- _WHAT YOU HAVE TO DO_: Leave every picture behind and copy the rest of the entries below exactly.

___ MATERIAL PROVIDED

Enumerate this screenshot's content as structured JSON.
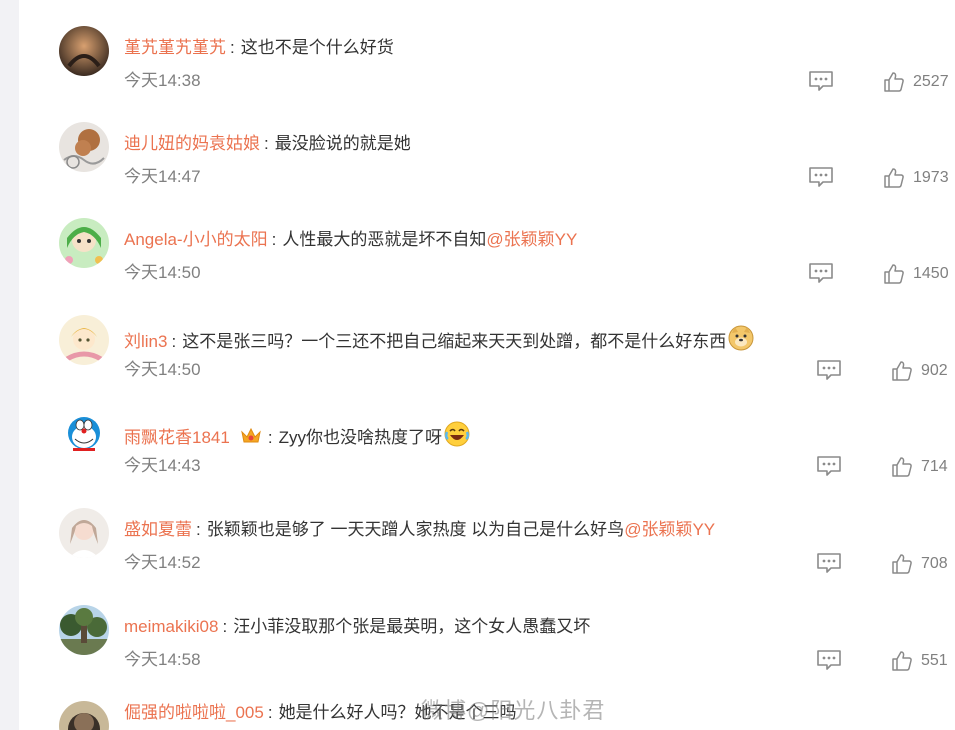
{
  "colors": {
    "username": "#eb7350",
    "text": "#333333",
    "meta": "#808080",
    "background": "#f2f2f5"
  },
  "comments": [
    {
      "user": "堇艽堇艽堇艽",
      "text": "这也不是个什么好货",
      "mention": "",
      "time": "今天14:38",
      "likes": "2527",
      "reply_icon": "comment-icon",
      "like_icon": "thumbs-up-icon",
      "avatar": "dark-photo"
    },
    {
      "user": "迪儿妞的妈袁姑娘",
      "text": "最没脸说的就是她",
      "mention": "",
      "time": "今天14:47",
      "likes": "1973",
      "reply_icon": "comment-icon",
      "like_icon": "thumbs-up-icon",
      "avatar": "dog-photo"
    },
    {
      "user": "Angela-小小的太阳",
      "text": "人性最大的恶就是坏不自知",
      "mention": "@张颖颖YY",
      "time": "今天14:50",
      "likes": "1450",
      "reply_icon": "comment-icon",
      "like_icon": "thumbs-up-icon",
      "avatar": "green-cartoon"
    },
    {
      "user": "刘lin3",
      "text": "这不是张三吗？一个三还不把自己缩起来天天到处蹭，都不是什么好东西",
      "mention": "",
      "time": "今天14:50",
      "likes": "902",
      "reply_icon": "comment-icon",
      "like_icon": "thumbs-up-icon",
      "avatar": "yellow-cartoon",
      "emoji": "doge-emoji"
    },
    {
      "user": "雨飘花香1841",
      "text": "Zyy你也没啥热度了呀",
      "mention": "",
      "time": "今天14:43",
      "likes": "714",
      "reply_icon": "comment-icon",
      "like_icon": "thumbs-up-icon",
      "avatar": "doraemon",
      "emoji": "laughing-emoji",
      "badge": "crown-badge-icon"
    },
    {
      "user": "盛如夏蕾",
      "text": "张颖颖也是够了 一天天蹭人家热度 以为自己是什么好鸟",
      "mention": "@张颖颖YY",
      "time": "今天14:52",
      "likes": "708",
      "reply_icon": "comment-icon",
      "like_icon": "thumbs-up-icon",
      "avatar": "light-photo"
    },
    {
      "user": "meimakiki08",
      "text": "汪小菲没取那个张是最英明，这个女人愚蠢又坏",
      "mention": "",
      "time": "今天14:58",
      "likes": "551",
      "reply_icon": "comment-icon",
      "like_icon": "thumbs-up-icon",
      "avatar": "tree-photo"
    },
    {
      "user": "倔强的啦啦啦_005",
      "text": "她是什么好人吗？她不是个三吗",
      "mention": "",
      "time": "",
      "likes": "",
      "reply_icon": "comment-icon",
      "like_icon": "thumbs-up-icon",
      "avatar": "dark-round"
    }
  ],
  "watermark": "微博@阳光八卦君"
}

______

- _SOLUTION TO THIS TASK_:
Enumerate this screenshot's content as structured JSON.
{
  "colors": {
    "username": "#eb7350",
    "text": "#333333",
    "meta": "#808080",
    "background": "#f2f2f5"
  },
  "comments": [
    {
      "user": "堇艽堇艽堇艽",
      "text": "这也不是个什么好货",
      "mention": "",
      "time": "今天14:38",
      "likes": "2527",
      "reply_icon": "comment-icon",
      "like_icon": "thumbs-up-icon",
      "avatar": "dark-photo"
    },
    {
      "user": "迪儿妞的妈袁姑娘",
      "text": "最没脸说的就是她",
      "mention": "",
      "time": "今天14:47",
      "likes": "1973",
      "reply_icon": "comment-icon",
      "like_icon": "thumbs-up-icon",
      "avatar": "dog-photo"
    },
    {
      "user": "Angela-小小的太阳",
      "text": "人性最大的恶就是坏不自知",
      "mention": "@张颖颖YY",
      "time": "今天14:50",
      "likes": "1450",
      "reply_icon": "comment-icon",
      "like_icon": "thumbs-up-icon",
      "avatar": "green-cartoon"
    },
    {
      "user": "刘lin3",
      "text": "这不是张三吗？一个三还不把自己缩起来天天到处蹭，都不是什么好东西",
      "mention": "",
      "time": "今天14:50",
      "likes": "902",
      "reply_icon": "comment-icon",
      "like_icon": "thumbs-up-icon",
      "avatar": "yellow-cartoon",
      "emoji": "doge-emoji"
    },
    {
      "user": "雨飘花香1841",
      "text": "Zyy你也没啥热度了呀",
      "mention": "",
      "time": "今天14:43",
      "likes": "714",
      "reply_icon": "comment-icon",
      "like_icon": "thumbs-up-icon",
      "avatar": "doraemon",
      "emoji": "laughing-emoji",
      "badge": "crown-badge-icon"
    },
    {
      "user": "盛如夏蕾",
      "text": "张颖颖也是够了 一天天蹭人家热度 以为自己是什么好鸟",
      "mention": "@张颖颖YY",
      "time": "今天14:52",
      "likes": "708",
      "reply_icon": "comment-icon",
      "like_icon": "thumbs-up-icon",
      "avatar": "light-photo"
    },
    {
      "user": "meimakiki08",
      "text": "汪小菲没取那个张是最英明，这个女人愚蠢又坏",
      "mention": "",
      "time": "今天14:58",
      "likes": "551",
      "reply_icon": "comment-icon",
      "like_icon": "thumbs-up-icon",
      "avatar": "tree-photo"
    },
    {
      "user": "倔强的啦啦啦_005",
      "text": "她是什么好人吗？她不是个三吗",
      "mention": "",
      "time": "",
      "likes": "",
      "reply_icon": "comment-icon",
      "like_icon": "thumbs-up-icon",
      "avatar": "dark-round"
    }
  ],
  "watermark": "微博@阳光八卦君"
}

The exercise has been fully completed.